Dealing with aliens and language
My favourite way this was handled is also the most famous. So famous you are probably already thinking about it.
The Babel Fish:
But Douglas was doing more than producing an achingly funny literary device. He was dealing with the same issue lots of writers face. How can they have Aliens but still have them talk in a way that their readers can relate to.
Some early writers didn’t bother, they made up gobbledygook that the reader had to wade through. I read some of this. It never worked. Luckily that phase didn’t last long, perhaps editors got sick of it. Then there was psychic communication. Writers literally had their aliens not talking but telepathically communicating (E.E Doc Smith and his Lensemen are an early example of this). It sort of worked, but not really, only the privileged few could communicate directly.
You could argue that this is how the babel fish works, because it is telepathic. But it isn’t the same, because anyone could have one, it was a universal device, available to the common hitch-hiker.
Lenses were for the elite. But that was E.E.’s viewpoint, you could see in the rest of his writing. Only special people got to do special things, not the general public. It was a different time. I liked the books when I read them as a child, but they haven’t aged well.
Harry Harrison, to use a more recent example (god I’m showing my age, but I love all of his work), used mind tapes to imprint languages into the brain, so the subject could both speak and understand the local lingo. Not perfect solution, but reasonable, it works in his universes, and I do so love the universes he created.
In his completely brilliant West of Eden Trilogy*, which if you haven’t read you simply must, he doesn’t use translators at all, but uses the process of the protagonist having to learn dinosaur language as a way to advance the plot. It’s astonishingly well done. So well in fact I didn’t realise he was using it that way till a while after I’d read the book and had to re-read it to fully appreciate it.
That was the first, and I think, only time I’ve it used that way.
*West of Eden is a story where the asteroid never wiped out the dinosaurs and humans are consigned to corners of the world where intelligent dinosaurs haven’t reached. I recommend it.
Star Trek has the Universal Translator, although it seems to be employed less and less for some familiar species. They love having their Klingon. And using the Klingon language for dramatic effect makes sense. It works really well, at least in the early movies. Those are the only ones I like, and the Klingon language is integral to many of the stories.
Star Treks writers knew when to make use of it and when to ignore it. You can see this most easily in Voyager. The crew get thrown into situations where they cannot possibly have access to one, yet they can talk to the locals. Why? Because it works thematically.
Doing otherwise would ruin the story.
When has the concept of a Universal translator itself been used as a prop? Look at Galaxy Quest.
There’s a great example ‘Doesn’t she talk? – Her translator is broken’, great line. Showing the viewer that a translation system is being used, then never bothering with it again, and getting a laugh from it. That’s very Adamsian. He used his translation system as a mechanism for humour them largely ignored it. Except in his case it became such a big thing he used it again several times.
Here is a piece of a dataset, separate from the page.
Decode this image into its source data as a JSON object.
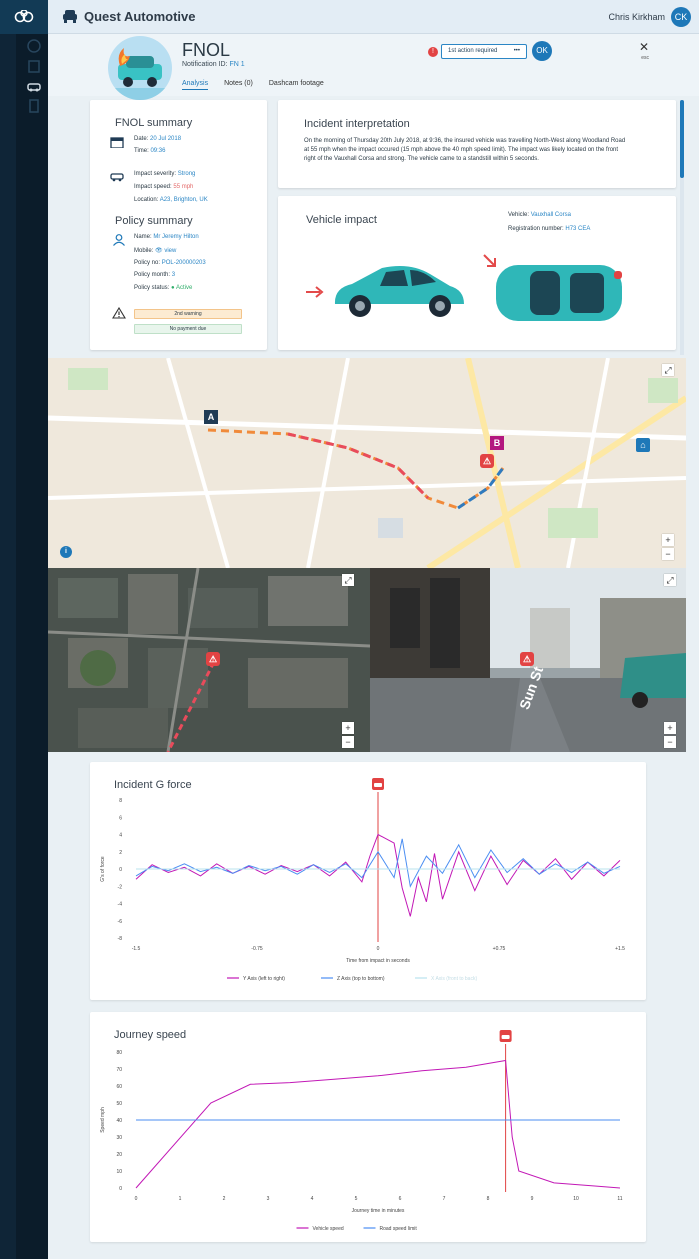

Sometimes usefully (non existence of god proving), sometimes incidentally, never pointlessly.
So what’s my point. Let’s look at the fundamental problem science fiction writers face. No-one on a different world can possibly speak the same language. It simply isn’t a thing.
It isn’t even a thing in different areas of our planet, or different places in the same country sometimes. No, when it comes to other worlds we won’t be likely share anything but mathematical constants, and we’ll have different ways of referring to those. So how can you have a multi world drama in this case?
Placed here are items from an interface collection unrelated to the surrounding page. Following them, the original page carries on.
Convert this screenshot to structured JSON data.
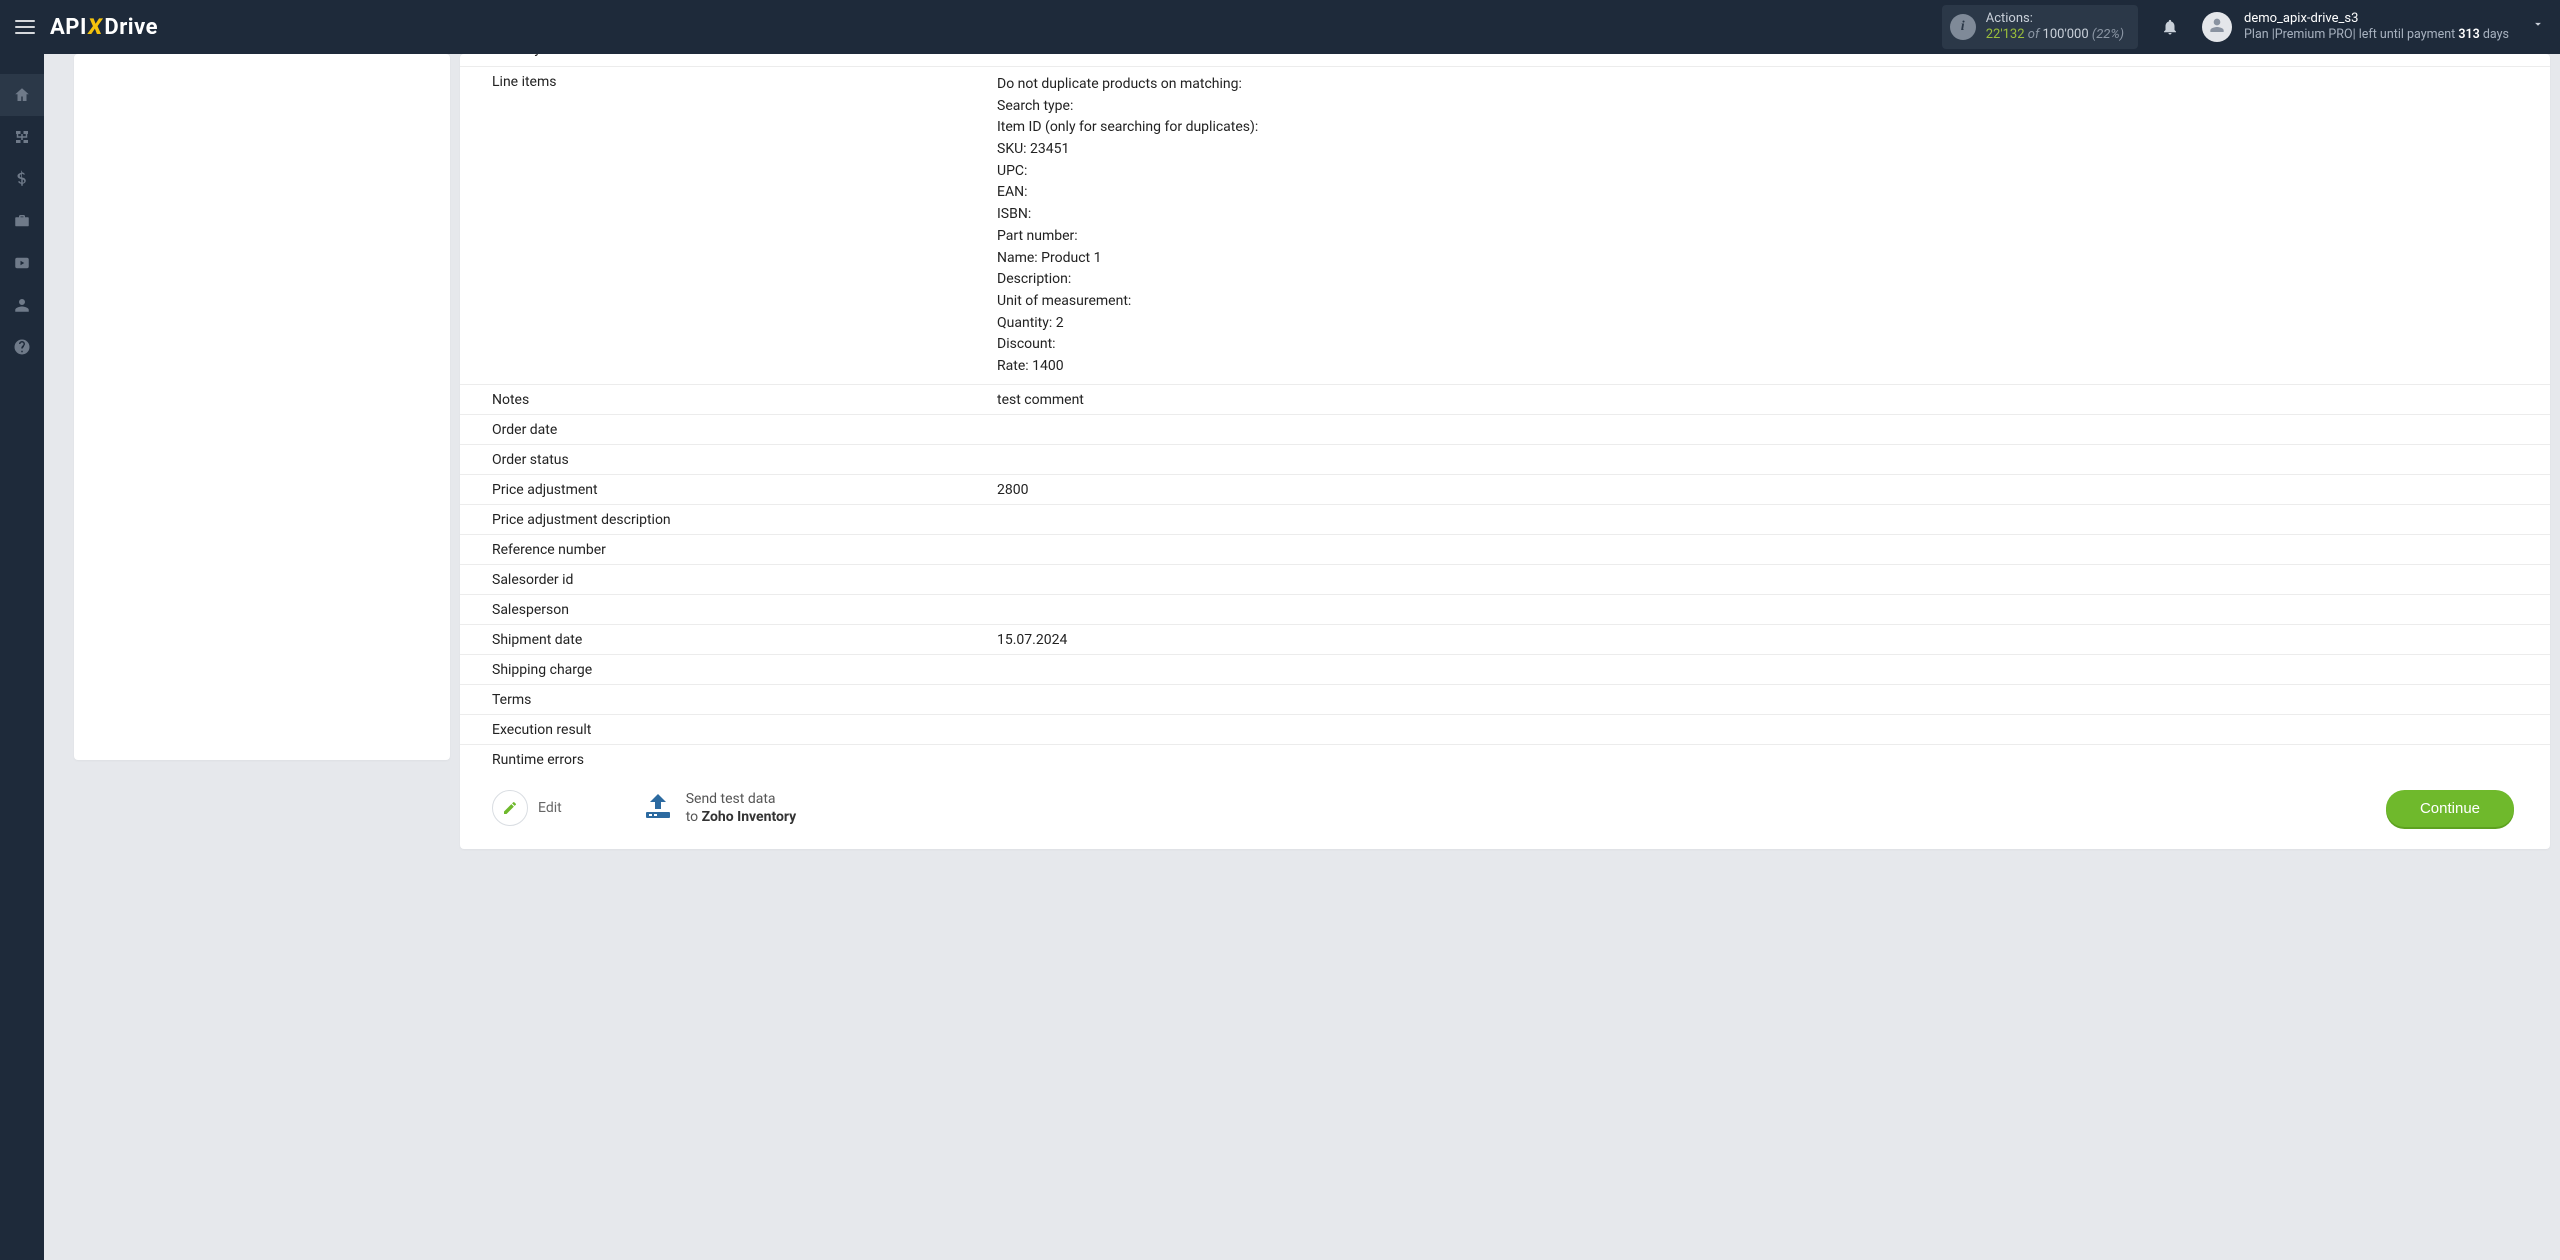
{
  "header": {
    "logo_api": "API",
    "logo_x": "X",
    "logo_drive": "Drive",
    "actions_label": "Actions:",
    "actions_count": "22'132",
    "actions_of": "of",
    "actions_total": "100'000",
    "actions_pct": "(22%)"
  },
  "user": {
    "name": "demo_apix-drive_s3",
    "plan_prefix": "Plan |",
    "plan_name": "Premium PRO",
    "plan_mid": "| left until payment ",
    "plan_days_num": "313",
    "plan_days_suffix": " days"
  },
  "sidebar": {
    "items": [
      {
        "name": "home-icon"
      },
      {
        "name": "connections-icon"
      },
      {
        "name": "billing-icon"
      },
      {
        "name": "briefcase-icon"
      },
      {
        "name": "youtube-icon"
      },
      {
        "name": "account-icon"
      },
      {
        "name": "help-icon"
      }
    ]
  },
  "rows": [
    {
      "label": "Delivery method",
      "value": ""
    },
    {
      "label": "Line items",
      "value_lines": [
        "Do not duplicate products on matching:",
        "Search type:",
        "Item ID (only for searching for duplicates):",
        "SKU: 23451",
        "UPC:",
        "EAN:",
        "ISBN:",
        "Part number:",
        "Name: Product 1",
        "Description:",
        "Unit of measurement:",
        "Quantity: 2",
        "Discount:",
        "Rate: 1400"
      ]
    },
    {
      "label": "Notes",
      "value": "test comment"
    },
    {
      "label": "Order date",
      "value": ""
    },
    {
      "label": "Order status",
      "value": ""
    },
    {
      "label": "Price adjustment",
      "value": "2800"
    },
    {
      "label": "Price adjustment description",
      "value": ""
    },
    {
      "label": "Reference number",
      "value": ""
    },
    {
      "label": "Salesorder id",
      "value": ""
    },
    {
      "label": "Salesperson",
      "value": ""
    },
    {
      "label": "Shipment date",
      "value": "15.07.2024"
    },
    {
      "label": "Shipping charge",
      "value": ""
    },
    {
      "label": "Terms",
      "value": ""
    },
    {
      "label": "Execution result",
      "value": ""
    },
    {
      "label": "Runtime errors",
      "value": ""
    }
  ],
  "actions": {
    "edit": "Edit",
    "send_line1": "Send test data",
    "send_line2_prefix": "to ",
    "send_line2_target": "Zoho Inventory",
    "continue": "Continue"
  }
}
Surely you need some kind of elaborate translation system that can handle the inter species communication?
I thought that, but look at the above examples, what do they have in common. They mostly introduce a system, then proceed to ignore it. This is even true in Lensmen for the most part. The characters communicate as they would if they were native speakers of the same language.
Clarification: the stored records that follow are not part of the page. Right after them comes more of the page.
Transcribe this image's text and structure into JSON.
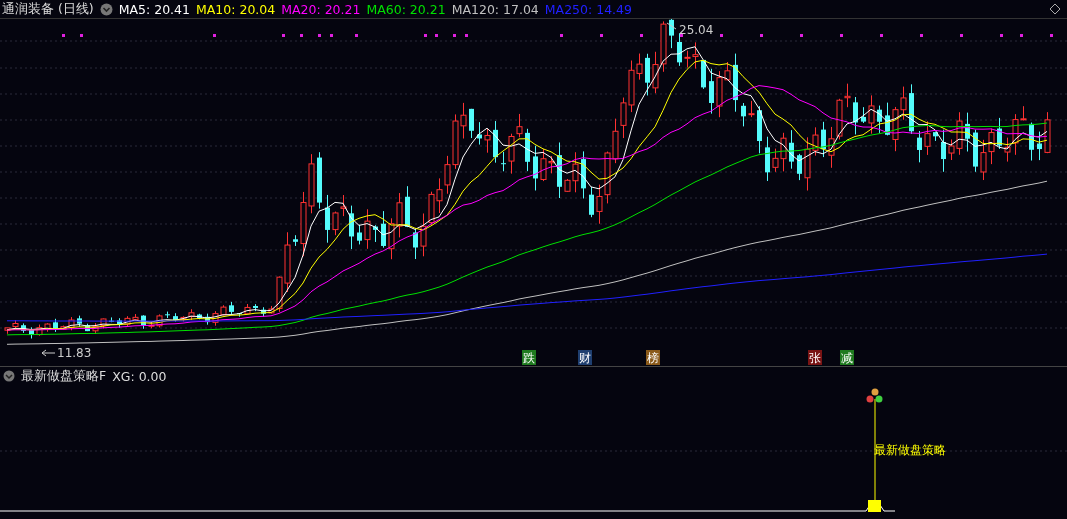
{
  "chart_header": {
    "title": "通润装备 (日线)",
    "moving_averages": [
      {
        "label": "MA5: 20.41",
        "color": "#ffffff"
      },
      {
        "label": "MA10: 20.04",
        "color": "#ffff00"
      },
      {
        "label": "MA20: 20.21",
        "color": "#ff00ff"
      },
      {
        "label": "MA60: 20.21",
        "color": "#00e000"
      },
      {
        "label": "MA120: 17.04",
        "color": "#c0c0c0"
      },
      {
        "label": "MA250: 14.49",
        "color": "#2020ff"
      }
    ]
  },
  "price_chart": {
    "high_label": "25.04",
    "low_label": "11.83",
    "event_markers": [
      {
        "label": "跌",
        "color": "#1f7a1f"
      },
      {
        "label": "财",
        "color": "#1f3f70"
      },
      {
        "label": "榜",
        "color": "#8a5a1a"
      },
      {
        "label": "张",
        "color": "#7a1414"
      },
      {
        "label": "减",
        "color": "#1f7a1f"
      }
    ]
  },
  "indicator_panel": {
    "title": "最新做盘策略F",
    "reading": "XG: 0.00",
    "signal_label": "最新做盘策略"
  }
}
If you read early science fiction where authors tried to make up alien languages they don’t work, or don’t work now if they ever did. It separates the reader from the action. This is a bad plan.
The only person I know who made it work is Tolkien. But let’s be honest, he didn’t just write some books, he created an entire world, complete with history, races, languages and legends, then wrote some books set in it. We can’t really compare universal translators to that, can we.
My personal thoughts are:
If the reader isn’t supposed to understand something the first time they see it, don’t make them read it. If it is, put it in plain language.
Get rid of the translator mcguffin, if all you’re going to do is introduce it then ignore it, you don’t need it.
Readers are so used to aliens talking in a way the can understand now there’s simply no reason to use one now. Some people might mutter. But I don’t imagine many will. I’ve been reading SFF for years, and so many books have just left out the translator completely without hurting the story one bit.
It’s a holdover from a previous age of SFF we simply don’t need any more.